Mayor trying to approach issues with the tone of a student

By Matt Nicholson

I serve in a role that regardless of what I do or don’t do, someone will be upset by it.

I knew this going in, but I guess I didn’t realize exactly how much is decided without firsthand knowledge.

First, though, a look at the last week from my seat on the front row of the small town.

The Seymour Redevelopment Commission recently decided to adopt a formal request process for those seeking their support. This doesn’t change who can be funded with dollars brought in through the tax increment financing mechanism.

It does, however, give the members of the commission the ability to make decisions with more information at their fingertips, such things as what other funds are being used to match the request or how many the investment will serve will now be presented along with the request.

The redevelopment commission also elected new officers for 2021. Thank you to past president J.J. Reinhart and congratulations to new President Mark Dennis.

After a delay, the city council discussed the rezone of property on Maple Avenue. With the delay, we decided to bring it up for discussion prior to preparing the ordinance and holding the required two hearings.

Check The Tribune for the story by Zach Spicer with more details, but the quick version of the request is to rezone property located on Maple Avenue from C-2 commercial to R-1 Residential. The property owner is requesting to build single-family residential homes on the property.

My weekly visit was with the transit department. While I am not trained well enough to tackle all things, I am well prepared to answer the phone and sell monthly passes. I believe Linda appreciated the extra help and, if nothing else, someone to laugh with as we made our way through the morning.

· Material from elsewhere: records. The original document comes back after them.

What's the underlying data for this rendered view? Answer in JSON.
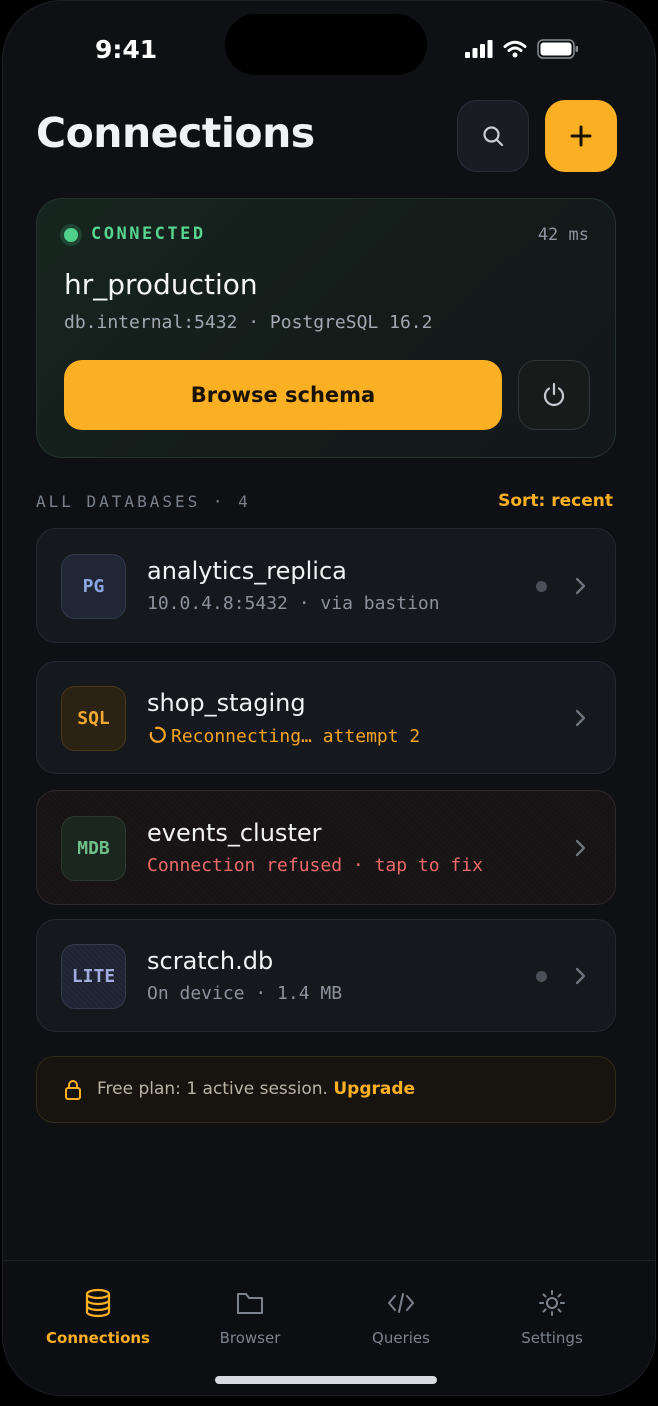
{
  "status_bar": {
    "time": "9:41"
  },
  "header": {
    "title": "Connections"
  },
  "active_connection": {
    "status": "CONNECTED",
    "latency": "42 ms",
    "name": "hr_production",
    "host": "db.internal:5432 · PostgreSQL 16.2",
    "browse_label": "Browse schema",
    "status_color": "#57d48f"
  },
  "section": {
    "label": "ALL DATABASES · 4",
    "sort_label": "Sort: recent"
  },
  "databases": [
    {
      "badge": "PG",
      "name": "analytics_replica",
      "subtitle": "10.0.4.8:5432 · via bastion"
    },
    {
      "badge": "SQL",
      "name": "shop_staging",
      "subtitle": "Reconnecting… attempt 2"
    },
    {
      "badge": "MDB",
      "name": "events_cluster",
      "subtitle": "Connection refused · tap to fix"
    },
    {
      "badge": "LITE",
      "name": "scratch.db",
      "subtitle": "On device · 1.4 MB"
    }
  ],
  "plan": {
    "text": "Free plan: 1 active session.",
    "link": "Upgrade"
  },
  "tabs": [
    {
      "label": "Connections",
      "icon": "database-icon"
    },
    {
      "label": "Browser",
      "icon": "folder-icon"
    },
    {
      "label": "Queries",
      "icon": "code-icon"
    },
    {
      "label": "Settings",
      "icon": "gear-icon"
    }
  ],
  "colors": {
    "accent": "#fbb024",
    "success": "#57d48f",
    "warning": "#f5a524",
    "error": "#ee6a6a",
    "background": "#0e1014"
  }
}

The last few weeks of the year brought on a challenge I was not used to. That is staff needing to use up vacation days before they lose them. For that reason, I spent about an hour playing dog catcher. I have a new appreciation for his role with the city as I found myself at best being a dog watcher and not a very good one at that.

If you happened to have seen me in your neighborhood driving around in what would probably appear to be circles, that is why. I never did manage to do more than catch a few fleeting views of the pup as it raced between houses.

Now back to that opening thought. Sometimes, I think many of you believe I somehow took office Jan. 1, 2020, and was given great knowledge of every little detail that pertains to the city of Seymour and anything that might even in the least relate to it.

As much as I hate to disappoint some of you, I have to take this moment to remind you I am not the omnipotent mayor of Seymour. Neither were the 31 different people who served before me since 1865.

Instead, I have surrounded myself with people who get into the details of their own departments and bring the information to me as I need it. It is with their help that not only myself but all elected officials make decisions.

Those decisions are based on information from many areas. I used to be quick to publicly pass judgment but learned many years ago I often didn’t have enough information to understand how that decision was made. I learned to approach situations with the tone of a student trying to learn instead of judge, jury and executioner waiting to carry out my predetermined beliefs.

I will leave you with the words of British philosopher Bertrand Russell: “Most of the greatest evils that man has inflicted upon man have come through people feeling quite certain about something which in fact was false.”

Matt Nicholson is the mayor of Seymour. Send comments to [email protected]